Not to pump up my own ego, but I was really proud of how I performed “Show Me” Friday night. If you read that poem, you notice that I get a little bit repetitive with the “ors” or “ands” near the end. That portion of “Show Me” is meant to be forceful when performing, as it’s meant to tell someone who is judgmental of those who aren’t like them to see the light. That’s why I got a bit forceful in tone at that point, as if to scold the person I’m conversing with to realize that those who are indeed not like them are more than the label they’re perceived as.
That someone brought a music stand to rest their written poems on was a help as well. (While Mother Fool’s has a mic and speakers, apparently they don’t have a music stand.) In the couple of times I’ve performed with a podium or stand in front of me, I’ve utilized my two free hands to gesture points of emphasis in the poems I’m presenting. Such animation, if you don’t mind my using that word, adds spirit to and emphasizes the intended tone of a poem when performed, and it can leave a great impression on the audience.
Speaking of music stands, it was provided by a fellow performer. Just like myself and a couple other performers, apparently she likes to rest her work on a flat surface. That very performer had a familiar face, but I couldn’t quite remember where I saw them from. For a while, I thought they resembled a former co-worker from my current place of employment, which they weren’t. Then they mentioned they recalled me from the above mentioned trans/CD support group. It was then that I remembered seeing them during a group meeting in January. And I felt grateful and appreciative, not only for their kind words about my performance (they did a good job as well), but for their recognizing me from the group.

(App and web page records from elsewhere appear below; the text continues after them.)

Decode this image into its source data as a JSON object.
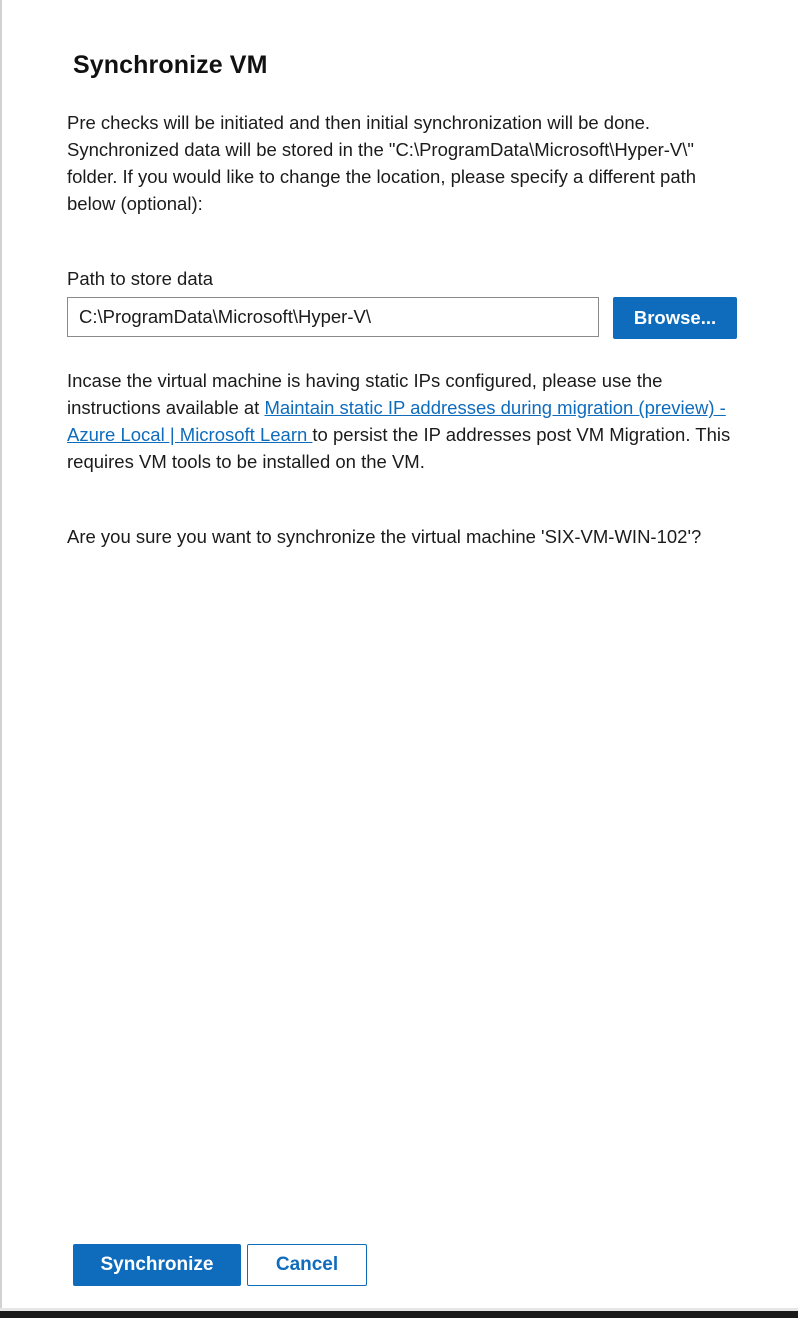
{
  "dialog": {
    "title": "Synchronize VM",
    "intro": "Pre checks will be initiated and then initial synchronization will be done. Synchronized data will be stored in the \"C:\\ProgramData\\Microsoft\\Hyper-V\\\" folder. If you would like to change the location, please specify a different path below (optional):",
    "path_label": "Path to store data",
    "path_value": "C:\\ProgramData\\Microsoft\\Hyper-V\\",
    "browse_label": "Browse...",
    "info_before": "Incase the virtual machine is having static IPs configured, please use the instructions available at ",
    "info_link": "Maintain static IP addresses during migration (preview) - Azure Local | Microsoft Learn ",
    "info_after": "to persist the IP addresses post VM Migration. This requires VM tools to be installed on the VM.",
    "confirm": "Are you sure you want to synchronize the virtual machine 'SIX-VM-WIN-102'?"
  },
  "footer": {
    "synchronize_label": "Synchronize",
    "cancel_label": "Cancel"
  },
  "colors": {
    "accent": "#0f6cbd",
    "text": "#1b1b1b",
    "background": "#ffffff"
  }
}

The post-show recognition they gave me was the very first time someone recognized me from the group when I was not present with the rest of the group. It made me feel really proud to be a part of that group. Not that I wasn’t proud to be part of that group already, of course. But when you’re recognized from that group in the “real world” (forgive me if that term seems strange to you), it feels that our group has made positive impressions on other people, trans or otherwise. Here’s hoping that if you are trans or an ally and are part of a support group, you feel the same way about your group. If you’re not yet part of a support group, know that getting the type of interpersonal support such a group provides can be so meaningful.